■ **Directions**
The full listing below is to be written out exactly.

■ **Given data**
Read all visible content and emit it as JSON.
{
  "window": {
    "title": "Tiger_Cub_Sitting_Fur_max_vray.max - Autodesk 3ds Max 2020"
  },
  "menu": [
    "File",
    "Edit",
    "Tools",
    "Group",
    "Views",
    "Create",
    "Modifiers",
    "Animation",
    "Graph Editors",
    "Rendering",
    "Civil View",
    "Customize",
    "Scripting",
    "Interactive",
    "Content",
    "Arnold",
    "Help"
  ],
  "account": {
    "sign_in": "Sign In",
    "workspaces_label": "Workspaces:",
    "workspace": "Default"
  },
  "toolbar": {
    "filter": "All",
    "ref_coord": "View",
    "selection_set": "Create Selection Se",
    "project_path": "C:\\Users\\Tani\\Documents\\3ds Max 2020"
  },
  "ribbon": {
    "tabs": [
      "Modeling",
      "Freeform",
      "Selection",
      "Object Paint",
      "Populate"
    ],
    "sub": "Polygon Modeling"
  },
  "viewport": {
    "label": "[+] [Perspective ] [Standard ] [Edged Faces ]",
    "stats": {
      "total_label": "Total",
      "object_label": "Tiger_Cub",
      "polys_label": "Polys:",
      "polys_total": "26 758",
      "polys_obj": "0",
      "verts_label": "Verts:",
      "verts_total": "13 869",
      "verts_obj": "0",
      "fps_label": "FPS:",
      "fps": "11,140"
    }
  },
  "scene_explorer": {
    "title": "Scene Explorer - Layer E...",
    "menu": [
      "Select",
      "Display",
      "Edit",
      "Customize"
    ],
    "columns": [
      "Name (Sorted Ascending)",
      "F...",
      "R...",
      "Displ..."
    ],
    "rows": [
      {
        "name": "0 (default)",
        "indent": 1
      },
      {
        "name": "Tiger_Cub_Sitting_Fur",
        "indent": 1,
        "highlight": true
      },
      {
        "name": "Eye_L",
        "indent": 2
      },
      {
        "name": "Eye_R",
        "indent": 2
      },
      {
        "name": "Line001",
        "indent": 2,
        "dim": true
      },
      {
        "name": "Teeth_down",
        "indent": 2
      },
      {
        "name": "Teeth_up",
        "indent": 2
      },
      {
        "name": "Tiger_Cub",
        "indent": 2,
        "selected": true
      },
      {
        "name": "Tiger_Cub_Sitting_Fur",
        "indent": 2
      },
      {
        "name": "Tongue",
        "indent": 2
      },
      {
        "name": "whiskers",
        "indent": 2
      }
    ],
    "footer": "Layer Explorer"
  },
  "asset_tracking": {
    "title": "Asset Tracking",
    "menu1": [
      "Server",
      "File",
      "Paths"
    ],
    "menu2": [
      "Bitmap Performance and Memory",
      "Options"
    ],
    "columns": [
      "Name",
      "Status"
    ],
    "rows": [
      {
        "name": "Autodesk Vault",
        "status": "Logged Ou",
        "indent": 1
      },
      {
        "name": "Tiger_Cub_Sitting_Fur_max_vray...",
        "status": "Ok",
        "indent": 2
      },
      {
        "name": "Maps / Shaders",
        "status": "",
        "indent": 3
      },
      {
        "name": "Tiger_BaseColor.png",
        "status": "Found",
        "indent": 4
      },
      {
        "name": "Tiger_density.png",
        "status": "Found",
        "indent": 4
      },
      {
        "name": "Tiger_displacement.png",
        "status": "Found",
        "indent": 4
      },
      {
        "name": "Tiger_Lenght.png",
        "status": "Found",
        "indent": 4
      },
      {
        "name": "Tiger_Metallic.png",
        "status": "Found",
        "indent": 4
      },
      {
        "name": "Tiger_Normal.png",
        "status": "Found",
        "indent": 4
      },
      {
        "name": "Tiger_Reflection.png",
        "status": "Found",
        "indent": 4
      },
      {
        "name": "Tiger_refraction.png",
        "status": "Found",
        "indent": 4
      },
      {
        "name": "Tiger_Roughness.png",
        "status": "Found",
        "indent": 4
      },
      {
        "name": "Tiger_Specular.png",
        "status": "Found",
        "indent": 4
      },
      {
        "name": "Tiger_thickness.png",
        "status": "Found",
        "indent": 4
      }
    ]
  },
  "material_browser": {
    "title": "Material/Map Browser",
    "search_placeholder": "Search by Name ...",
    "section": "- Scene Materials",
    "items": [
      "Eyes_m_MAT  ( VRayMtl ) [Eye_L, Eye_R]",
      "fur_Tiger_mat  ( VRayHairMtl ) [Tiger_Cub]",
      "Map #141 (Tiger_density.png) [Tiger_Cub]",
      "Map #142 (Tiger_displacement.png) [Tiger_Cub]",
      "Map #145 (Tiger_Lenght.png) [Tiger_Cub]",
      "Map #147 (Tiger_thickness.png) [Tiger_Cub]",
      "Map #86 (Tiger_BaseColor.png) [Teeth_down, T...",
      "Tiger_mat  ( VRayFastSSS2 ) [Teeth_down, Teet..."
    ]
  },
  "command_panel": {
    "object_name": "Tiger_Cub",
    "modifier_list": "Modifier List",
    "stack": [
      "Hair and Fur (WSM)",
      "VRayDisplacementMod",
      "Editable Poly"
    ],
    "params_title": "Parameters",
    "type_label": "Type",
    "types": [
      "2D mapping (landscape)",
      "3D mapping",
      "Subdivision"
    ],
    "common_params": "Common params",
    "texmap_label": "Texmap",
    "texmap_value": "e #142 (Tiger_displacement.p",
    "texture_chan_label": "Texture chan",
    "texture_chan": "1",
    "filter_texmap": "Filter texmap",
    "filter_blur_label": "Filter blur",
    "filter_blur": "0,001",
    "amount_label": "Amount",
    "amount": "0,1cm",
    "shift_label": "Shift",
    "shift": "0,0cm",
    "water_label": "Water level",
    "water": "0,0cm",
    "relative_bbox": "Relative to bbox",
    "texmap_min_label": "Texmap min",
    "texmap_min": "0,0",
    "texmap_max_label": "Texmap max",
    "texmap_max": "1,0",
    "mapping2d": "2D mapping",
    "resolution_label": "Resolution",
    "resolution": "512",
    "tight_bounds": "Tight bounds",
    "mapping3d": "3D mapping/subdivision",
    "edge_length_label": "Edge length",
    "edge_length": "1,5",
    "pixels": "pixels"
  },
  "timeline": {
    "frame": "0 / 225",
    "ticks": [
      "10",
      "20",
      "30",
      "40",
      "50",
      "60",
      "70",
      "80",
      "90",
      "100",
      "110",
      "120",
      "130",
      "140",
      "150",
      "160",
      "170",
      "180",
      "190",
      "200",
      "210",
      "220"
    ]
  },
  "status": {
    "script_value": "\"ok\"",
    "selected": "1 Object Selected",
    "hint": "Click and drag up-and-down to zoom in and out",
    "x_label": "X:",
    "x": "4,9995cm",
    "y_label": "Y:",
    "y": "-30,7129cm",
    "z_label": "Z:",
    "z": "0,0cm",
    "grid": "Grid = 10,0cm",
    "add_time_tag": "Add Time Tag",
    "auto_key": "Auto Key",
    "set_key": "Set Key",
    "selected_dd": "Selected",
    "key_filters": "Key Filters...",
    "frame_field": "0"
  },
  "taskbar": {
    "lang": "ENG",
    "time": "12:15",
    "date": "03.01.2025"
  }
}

■ **Exercise output**
Read all visible content and emit it as JSON.
{
  "window": {
    "title": "Tiger_Cub_Sitting_Fur_max_vray.max - Autodesk 3ds Max 2020"
  },
  "menu": [
    "File",
    "Edit",
    "Tools",
    "Group",
    "Views",
    "Create",
    "Modifiers",
    "Animation",
    "Graph Editors",
    "Rendering",
    "Civil View",
    "Customize",
    "Scripting",
    "Interactive",
    "Content",
    "Arnold",
    "Help"
  ],
  "account": {
    "sign_in": "Sign In",
    "workspaces_label": "Workspaces:",
    "workspace": "Default"
  },
  "toolbar": {
    "filter": "All",
    "ref_coord": "View",
    "selection_set": "Create Selection Se",
    "project_path": "C:\\Users\\Tani\\Documents\\3ds Max 2020"
  },
  "ribbon": {
    "tabs": [
      "Modeling",
      "Freeform",
      "Selection",
      "Object Paint",
      "Populate"
    ],
    "sub": "Polygon Modeling"
  },
  "viewport": {
    "label": "[+] [Perspective ] [Standard ] [Edged Faces ]",
    "stats": {
      "total_label": "Total",
      "object_label": "Tiger_Cub",
      "polys_label": "Polys:",
      "polys_total": "26 758",
      "polys_obj": "0",
      "verts_label": "Verts:",
      "verts_total": "13 869",
      "verts_obj": "0",
      "fps_label": "FPS:",
      "fps": "11,140"
    }
  },
  "scene_explorer": {
    "title": "Scene Explorer - Layer E...",
    "menu": [
      "Select",
      "Display",
      "Edit",
      "Customize"
    ],
    "columns": [
      "Name (Sorted Ascending)",
      "F...",
      "R...",
      "Displ..."
    ],
    "rows": [
      {
        "name": "0 (default)",
        "indent": 1
      },
      {
        "name": "Tiger_Cub_Sitting_Fur",
        "indent": 1,
        "highlight": true
      },
      {
        "name": "Eye_L",
        "indent": 2
      },
      {
        "name": "Eye_R",
        "indent": 2
      },
      {
        "name": "Line001",
        "indent": 2,
        "dim": true
      },
      {
        "name": "Teeth_down",
        "indent": 2
      },
      {
        "name": "Teeth_up",
        "indent": 2
      },
      {
        "name": "Tiger_Cub",
        "indent": 2,
        "selected": true
      },
      {
        "name": "Tiger_Cub_Sitting_Fur",
        "indent": 2
      },
      {
        "name": "Tongue",
        "indent": 2
      },
      {
        "name": "whiskers",
        "indent": 2
      }
    ],
    "footer": "Layer Explorer"
  },
  "asset_tracking": {
    "title": "Asset Tracking",
    "menu1": [
      "Server",
      "File",
      "Paths"
    ],
    "menu2": [
      "Bitmap Performance and Memory",
      "Options"
    ],
    "columns": [
      "Name",
      "Status"
    ],
    "rows": [
      {
        "name": "Autodesk Vault",
        "status": "Logged Ou",
        "indent": 1
      },
      {
        "name": "Tiger_Cub_Sitting_Fur_max_vray...",
        "status": "Ok",
        "indent": 2
      },
      {
        "name": "Maps / Shaders",
        "status": "",
        "indent": 3
      },
      {
        "name": "Tiger_BaseColor.png",
        "status": "Found",
        "indent": 4
      },
      {
        "name": "Tiger_density.png",
        "status": "Found",
        "indent": 4
      },
      {
        "name": "Tiger_displacement.png",
        "status": "Found",
        "indent": 4
      },
      {
        "name": "Tiger_Lenght.png",
        "status": "Found",
        "indent": 4
      },
      {
        "name": "Tiger_Metallic.png",
        "status": "Found",
        "indent": 4
      },
      {
        "name": "Tiger_Normal.png",
        "status": "Found",
        "indent": 4
      },
      {
        "name": "Tiger_Reflection.png",
        "status": "Found",
        "indent": 4
      },
      {
        "name": "Tiger_refraction.png",
        "status": "Found",
        "indent": 4
      },
      {
        "name": "Tiger_Roughness.png",
        "status": "Found",
        "indent": 4
      },
      {
        "name": "Tiger_Specular.png",
        "status": "Found",
        "indent": 4
      },
      {
        "name": "Tiger_thickness.png",
        "status": "Found",
        "indent": 4
      }
    ]
  },
  "material_browser": {
    "title": "Material/Map Browser",
    "search_placeholder": "Search by Name ...",
    "section": "- Scene Materials",
    "items": [
      "Eyes_m_MAT  ( VRayMtl ) [Eye_L, Eye_R]",
      "fur_Tiger_mat  ( VRayHairMtl ) [Tiger_Cub]",
      "Map #141 (Tiger_density.png) [Tiger_Cub]",
      "Map #142 (Tiger_displacement.png) [Tiger_Cub]",
      "Map #145 (Tiger_Lenght.png) [Tiger_Cub]",
      "Map #147 (Tiger_thickness.png) [Tiger_Cub]",
      "Map #86 (Tiger_BaseColor.png) [Teeth_down, T...",
      "Tiger_mat  ( VRayFastSSS2 ) [Teeth_down, Teet..."
    ]
  },
  "command_panel": {
    "object_name": "Tiger_Cub",
    "modifier_list": "Modifier List",
    "stack": [
      "Hair and Fur (WSM)",
      "VRayDisplacementMod",
      "Editable Poly"
    ],
    "params_title": "Parameters",
    "type_label": "Type",
    "types": [
      "2D mapping (landscape)",
      "3D mapping",
      "Subdivision"
    ],
    "common_params": "Common params",
    "texmap_label": "Texmap",
    "texmap_value": "e #142 (Tiger_displacement.p",
    "texture_chan_label": "Texture chan",
    "texture_chan": "1",
    "filter_texmap": "Filter texmap",
    "filter_blur_label": "Filter blur",
    "filter_blur": "0,001",
    "amount_label": "Amount",
    "amount": "0,1cm",
    "shift_label": "Shift",
    "shift": "0,0cm",
    "water_label": "Water level",
    "water": "0,0cm",
    "relative_bbox": "Relative to bbox",
    "texmap_min_label": "Texmap min",
    "texmap_min": "0,0",
    "texmap_max_label": "Texmap max",
    "texmap_max": "1,0",
    "mapping2d": "2D mapping",
    "resolution_label": "Resolution",
    "resolution": "512",
    "tight_bounds": "Tight bounds",
    "mapping3d": "3D mapping/subdivision",
    "edge_length_label": "Edge length",
    "edge_length": "1,5",
    "pixels": "pixels"
  },
  "timeline": {
    "frame": "0 / 225",
    "ticks": [
      "10",
      "20",
      "30",
      "40",
      "50",
      "60",
      "70",
      "80",
      "90",
      "100",
      "110",
      "120",
      "130",
      "140",
      "150",
      "160",
      "170",
      "180",
      "190",
      "200",
      "210",
      "220"
    ]
  },
  "status": {
    "script_value": "\"ok\"",
    "selected": "1 Object Selected",
    "hint": "Click and drag up-and-down to zoom in and out",
    "x_label": "X:",
    "x": "4,9995cm",
    "y_label": "Y:",
    "y": "-30,7129cm",
    "z_label": "Z:",
    "z": "0,0cm",
    "grid": "Grid = 10,0cm",
    "add_time_tag": "Add Time Tag",
    "auto_key": "Auto Key",
    "set_key": "Set Key",
    "selected_dd": "Selected",
    "key_filters": "Key Filters...",
    "frame_field": "0"
  },
  "taskbar": {
    "lang": "ENG",
    "time": "12:15",
    "date": "03.01.2025"
  }
}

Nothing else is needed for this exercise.